October 18, 2018 | DLR Eu:CROPIS project

A satellite goes on a journey – with tomatoes on board

On Wednesday 17 October 2018, the German research satellite Eu:CROPIS left its manufacturing site, the German Aerospace Center (Deutsches Zentrum für Luft- und Raumfahrt; DLR) in Bremen. On board were 24 tomato seeds. The satellite – one metre in length and weighing 230 kilograms – made its way to the US Vandenberg Air Force Base in California via Frankfurt. The satellite is scheduled for launch into space on board a Space-X Falcon 9 rocket in November.

"We want to investigate how to create a breathable atmosphere and food for astronauts in space using their own waste," says Hartmut Müller, Project Manager for the satellite built at the DLR Institute of Space Systems. The aim is for astronauts to be self-sufficient during future space missions lasting several years. Until the launch, the tomato seeds will be in a semi-dormant state. Once in space, an automated system will provide them with water, fertiliser and light – "everything they need to grow," according to Müller. Rotation of the satellite will generate artificial gravity – first like the Moon and then that of Mars.

Even a satellite has to clear customs

Before departing, the satellite had to undergo a series of final tests.

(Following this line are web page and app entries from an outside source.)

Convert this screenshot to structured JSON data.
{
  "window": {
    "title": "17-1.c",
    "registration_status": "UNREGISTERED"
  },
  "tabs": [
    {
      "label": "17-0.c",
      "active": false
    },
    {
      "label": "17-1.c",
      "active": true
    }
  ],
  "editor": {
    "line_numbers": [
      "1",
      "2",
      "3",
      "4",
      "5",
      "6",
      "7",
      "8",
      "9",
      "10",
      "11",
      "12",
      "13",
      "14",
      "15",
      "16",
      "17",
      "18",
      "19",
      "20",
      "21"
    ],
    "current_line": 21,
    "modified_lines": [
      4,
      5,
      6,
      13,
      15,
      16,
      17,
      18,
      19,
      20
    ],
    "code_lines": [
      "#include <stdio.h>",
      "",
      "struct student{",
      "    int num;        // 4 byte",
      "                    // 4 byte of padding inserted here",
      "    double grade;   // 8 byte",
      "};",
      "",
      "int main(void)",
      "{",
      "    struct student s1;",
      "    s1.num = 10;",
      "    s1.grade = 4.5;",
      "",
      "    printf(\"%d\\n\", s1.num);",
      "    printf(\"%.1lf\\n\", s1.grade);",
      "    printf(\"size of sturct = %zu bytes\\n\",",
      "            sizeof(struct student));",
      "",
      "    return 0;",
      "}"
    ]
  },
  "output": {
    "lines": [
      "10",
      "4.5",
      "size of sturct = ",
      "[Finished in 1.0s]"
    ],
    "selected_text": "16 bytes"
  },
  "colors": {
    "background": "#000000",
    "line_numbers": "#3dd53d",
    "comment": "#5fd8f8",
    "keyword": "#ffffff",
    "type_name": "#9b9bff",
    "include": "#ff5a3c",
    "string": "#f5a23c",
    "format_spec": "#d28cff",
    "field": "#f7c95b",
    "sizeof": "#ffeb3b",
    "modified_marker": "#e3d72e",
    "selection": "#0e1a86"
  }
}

Right before loading, it was inspected by customs.

The DLR Institute of Aerospace Medicine in Cologne is responsible for the scientific leadership of the mission, which also expects insights into terrestrial applications, such as greenhouses in high-rise buildings ('vertical farms').


Hartmut Müller

German Aerospace Center (DLR)
Institute of Space Systems
Robert-Hooke-Straße 7, 28359 Bremen

Jens Wucherpfennig

Corporate Communications, Göttingen and Hanover
German Aerospace Center (DLR)
Corporate Communications
Bunsenstraße 10, 37073 Göttingen
Tel: +49 551 709-2108